◆ **TASK REQUIREMENTS**
Each line below that holds the word "kind" counts once. Say how many such lines there are, and no more.

Records drawn from a dataset:
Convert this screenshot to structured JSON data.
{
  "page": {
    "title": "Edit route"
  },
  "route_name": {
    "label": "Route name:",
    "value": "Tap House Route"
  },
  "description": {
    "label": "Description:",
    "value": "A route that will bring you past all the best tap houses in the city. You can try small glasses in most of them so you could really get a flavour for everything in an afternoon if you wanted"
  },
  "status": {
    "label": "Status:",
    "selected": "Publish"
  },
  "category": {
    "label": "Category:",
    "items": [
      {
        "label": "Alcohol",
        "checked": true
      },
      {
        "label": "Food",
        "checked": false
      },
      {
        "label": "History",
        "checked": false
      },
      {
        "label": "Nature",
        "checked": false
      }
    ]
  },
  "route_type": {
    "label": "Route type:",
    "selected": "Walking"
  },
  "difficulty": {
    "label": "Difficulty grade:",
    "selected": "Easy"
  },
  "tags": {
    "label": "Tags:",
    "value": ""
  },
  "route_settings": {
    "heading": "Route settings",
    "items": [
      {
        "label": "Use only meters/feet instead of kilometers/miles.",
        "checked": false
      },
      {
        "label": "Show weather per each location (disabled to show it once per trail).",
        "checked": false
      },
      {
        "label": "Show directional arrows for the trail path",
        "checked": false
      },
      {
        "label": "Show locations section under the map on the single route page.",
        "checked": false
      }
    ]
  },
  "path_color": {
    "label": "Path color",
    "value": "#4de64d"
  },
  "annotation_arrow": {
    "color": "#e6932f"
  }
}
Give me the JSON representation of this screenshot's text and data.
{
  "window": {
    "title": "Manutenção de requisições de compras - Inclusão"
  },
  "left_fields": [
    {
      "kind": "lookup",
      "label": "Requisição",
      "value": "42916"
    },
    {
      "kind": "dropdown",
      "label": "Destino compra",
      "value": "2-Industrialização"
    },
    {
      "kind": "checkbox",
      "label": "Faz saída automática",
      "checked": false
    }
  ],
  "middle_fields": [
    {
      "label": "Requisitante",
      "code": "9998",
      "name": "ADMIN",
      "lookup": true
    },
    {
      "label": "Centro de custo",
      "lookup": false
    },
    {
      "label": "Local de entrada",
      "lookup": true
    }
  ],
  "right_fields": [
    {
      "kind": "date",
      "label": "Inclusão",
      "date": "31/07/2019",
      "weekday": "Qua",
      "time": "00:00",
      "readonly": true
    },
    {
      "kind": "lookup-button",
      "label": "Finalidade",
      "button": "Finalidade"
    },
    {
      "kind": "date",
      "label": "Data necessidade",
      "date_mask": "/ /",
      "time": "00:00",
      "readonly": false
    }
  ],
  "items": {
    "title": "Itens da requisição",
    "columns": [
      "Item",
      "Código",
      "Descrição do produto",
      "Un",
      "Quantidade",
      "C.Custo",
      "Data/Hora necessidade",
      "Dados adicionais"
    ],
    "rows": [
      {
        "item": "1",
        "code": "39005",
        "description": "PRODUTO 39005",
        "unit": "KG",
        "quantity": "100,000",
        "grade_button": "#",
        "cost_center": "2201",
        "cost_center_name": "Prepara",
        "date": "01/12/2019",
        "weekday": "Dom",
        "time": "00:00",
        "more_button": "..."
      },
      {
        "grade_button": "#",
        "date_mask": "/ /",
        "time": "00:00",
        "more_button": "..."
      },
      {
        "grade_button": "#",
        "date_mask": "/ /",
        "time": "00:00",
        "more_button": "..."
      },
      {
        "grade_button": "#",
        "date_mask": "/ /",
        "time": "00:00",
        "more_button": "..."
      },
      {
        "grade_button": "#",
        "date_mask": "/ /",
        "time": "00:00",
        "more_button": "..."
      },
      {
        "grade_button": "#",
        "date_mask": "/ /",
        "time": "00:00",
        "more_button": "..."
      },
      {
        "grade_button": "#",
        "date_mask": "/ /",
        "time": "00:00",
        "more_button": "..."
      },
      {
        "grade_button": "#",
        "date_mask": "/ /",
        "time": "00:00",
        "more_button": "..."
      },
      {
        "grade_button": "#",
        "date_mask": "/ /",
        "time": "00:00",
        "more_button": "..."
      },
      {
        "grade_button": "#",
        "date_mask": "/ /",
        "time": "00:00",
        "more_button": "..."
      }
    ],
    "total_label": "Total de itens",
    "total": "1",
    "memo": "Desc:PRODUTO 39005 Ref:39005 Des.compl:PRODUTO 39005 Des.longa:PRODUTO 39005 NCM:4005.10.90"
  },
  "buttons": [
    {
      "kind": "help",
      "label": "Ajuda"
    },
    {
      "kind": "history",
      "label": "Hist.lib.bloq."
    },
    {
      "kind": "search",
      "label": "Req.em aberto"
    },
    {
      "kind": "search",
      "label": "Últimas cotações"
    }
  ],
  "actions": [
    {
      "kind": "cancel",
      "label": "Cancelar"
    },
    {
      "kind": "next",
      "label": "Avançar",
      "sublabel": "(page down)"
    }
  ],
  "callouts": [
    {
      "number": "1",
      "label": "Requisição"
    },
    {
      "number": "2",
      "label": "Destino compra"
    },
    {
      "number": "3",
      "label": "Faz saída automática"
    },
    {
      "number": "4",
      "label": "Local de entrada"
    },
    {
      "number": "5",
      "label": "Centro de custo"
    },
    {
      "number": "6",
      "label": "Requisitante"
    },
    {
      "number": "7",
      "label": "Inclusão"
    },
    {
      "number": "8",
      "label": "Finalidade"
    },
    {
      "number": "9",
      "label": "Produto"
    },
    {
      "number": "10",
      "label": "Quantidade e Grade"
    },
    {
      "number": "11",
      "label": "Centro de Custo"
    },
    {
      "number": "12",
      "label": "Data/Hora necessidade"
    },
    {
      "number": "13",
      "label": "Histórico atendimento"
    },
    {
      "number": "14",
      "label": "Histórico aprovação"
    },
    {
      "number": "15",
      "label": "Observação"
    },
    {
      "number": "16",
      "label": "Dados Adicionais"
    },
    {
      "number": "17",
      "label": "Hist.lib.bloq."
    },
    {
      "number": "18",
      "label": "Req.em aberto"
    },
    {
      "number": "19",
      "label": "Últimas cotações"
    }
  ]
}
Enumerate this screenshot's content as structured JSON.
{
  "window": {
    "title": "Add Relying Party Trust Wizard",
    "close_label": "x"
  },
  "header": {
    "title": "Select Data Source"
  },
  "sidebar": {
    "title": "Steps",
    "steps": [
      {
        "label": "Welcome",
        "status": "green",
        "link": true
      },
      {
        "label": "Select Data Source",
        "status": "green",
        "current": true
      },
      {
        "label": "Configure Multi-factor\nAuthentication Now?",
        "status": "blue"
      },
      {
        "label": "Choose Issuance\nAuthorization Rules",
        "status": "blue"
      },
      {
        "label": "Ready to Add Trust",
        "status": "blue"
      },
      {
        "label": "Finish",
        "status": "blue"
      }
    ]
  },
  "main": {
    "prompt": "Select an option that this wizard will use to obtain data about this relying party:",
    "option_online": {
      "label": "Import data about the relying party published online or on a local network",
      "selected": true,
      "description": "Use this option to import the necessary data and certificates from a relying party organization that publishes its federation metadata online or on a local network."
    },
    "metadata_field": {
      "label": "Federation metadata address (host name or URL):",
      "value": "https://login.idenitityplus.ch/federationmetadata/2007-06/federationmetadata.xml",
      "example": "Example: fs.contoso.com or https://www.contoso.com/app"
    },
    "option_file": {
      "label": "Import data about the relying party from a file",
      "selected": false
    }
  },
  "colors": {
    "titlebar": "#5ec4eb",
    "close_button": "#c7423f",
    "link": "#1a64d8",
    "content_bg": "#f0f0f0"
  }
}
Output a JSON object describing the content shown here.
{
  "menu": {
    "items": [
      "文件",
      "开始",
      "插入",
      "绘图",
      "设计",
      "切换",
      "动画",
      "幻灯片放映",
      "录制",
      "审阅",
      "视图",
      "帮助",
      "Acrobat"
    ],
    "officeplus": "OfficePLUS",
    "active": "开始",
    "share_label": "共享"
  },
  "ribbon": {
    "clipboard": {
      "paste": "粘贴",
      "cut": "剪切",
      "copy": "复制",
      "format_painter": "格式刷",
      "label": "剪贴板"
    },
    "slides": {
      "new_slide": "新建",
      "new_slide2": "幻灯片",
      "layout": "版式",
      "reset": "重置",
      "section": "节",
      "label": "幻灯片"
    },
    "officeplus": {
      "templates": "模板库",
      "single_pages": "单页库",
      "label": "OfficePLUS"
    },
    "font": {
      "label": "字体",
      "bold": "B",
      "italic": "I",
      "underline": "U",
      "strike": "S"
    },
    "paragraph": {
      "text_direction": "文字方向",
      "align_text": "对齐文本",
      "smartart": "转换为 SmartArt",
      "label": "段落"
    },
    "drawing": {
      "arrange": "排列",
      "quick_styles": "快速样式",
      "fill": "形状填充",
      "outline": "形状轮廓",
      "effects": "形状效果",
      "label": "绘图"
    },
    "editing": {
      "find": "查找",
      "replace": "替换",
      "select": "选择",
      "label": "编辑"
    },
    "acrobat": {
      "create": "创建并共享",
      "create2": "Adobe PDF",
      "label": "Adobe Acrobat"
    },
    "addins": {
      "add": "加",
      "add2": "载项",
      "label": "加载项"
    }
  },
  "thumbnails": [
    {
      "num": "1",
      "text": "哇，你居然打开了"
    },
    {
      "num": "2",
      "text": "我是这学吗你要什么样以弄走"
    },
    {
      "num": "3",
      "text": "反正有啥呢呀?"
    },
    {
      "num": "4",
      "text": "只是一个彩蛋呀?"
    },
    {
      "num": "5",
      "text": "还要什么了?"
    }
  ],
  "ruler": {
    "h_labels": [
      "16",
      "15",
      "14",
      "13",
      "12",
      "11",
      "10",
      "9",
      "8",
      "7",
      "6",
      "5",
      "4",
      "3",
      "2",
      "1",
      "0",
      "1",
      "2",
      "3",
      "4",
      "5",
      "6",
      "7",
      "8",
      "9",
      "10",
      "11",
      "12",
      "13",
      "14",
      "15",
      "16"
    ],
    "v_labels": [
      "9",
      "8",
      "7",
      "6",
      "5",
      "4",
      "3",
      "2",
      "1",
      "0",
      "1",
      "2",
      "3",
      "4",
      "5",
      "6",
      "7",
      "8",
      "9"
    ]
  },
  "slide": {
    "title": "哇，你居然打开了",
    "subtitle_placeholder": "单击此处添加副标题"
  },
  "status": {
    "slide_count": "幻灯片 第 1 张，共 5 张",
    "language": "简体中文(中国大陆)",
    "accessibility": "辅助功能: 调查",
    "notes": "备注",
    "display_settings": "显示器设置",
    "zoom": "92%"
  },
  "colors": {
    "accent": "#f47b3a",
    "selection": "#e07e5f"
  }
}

◆ **ANSWER SPACE**
12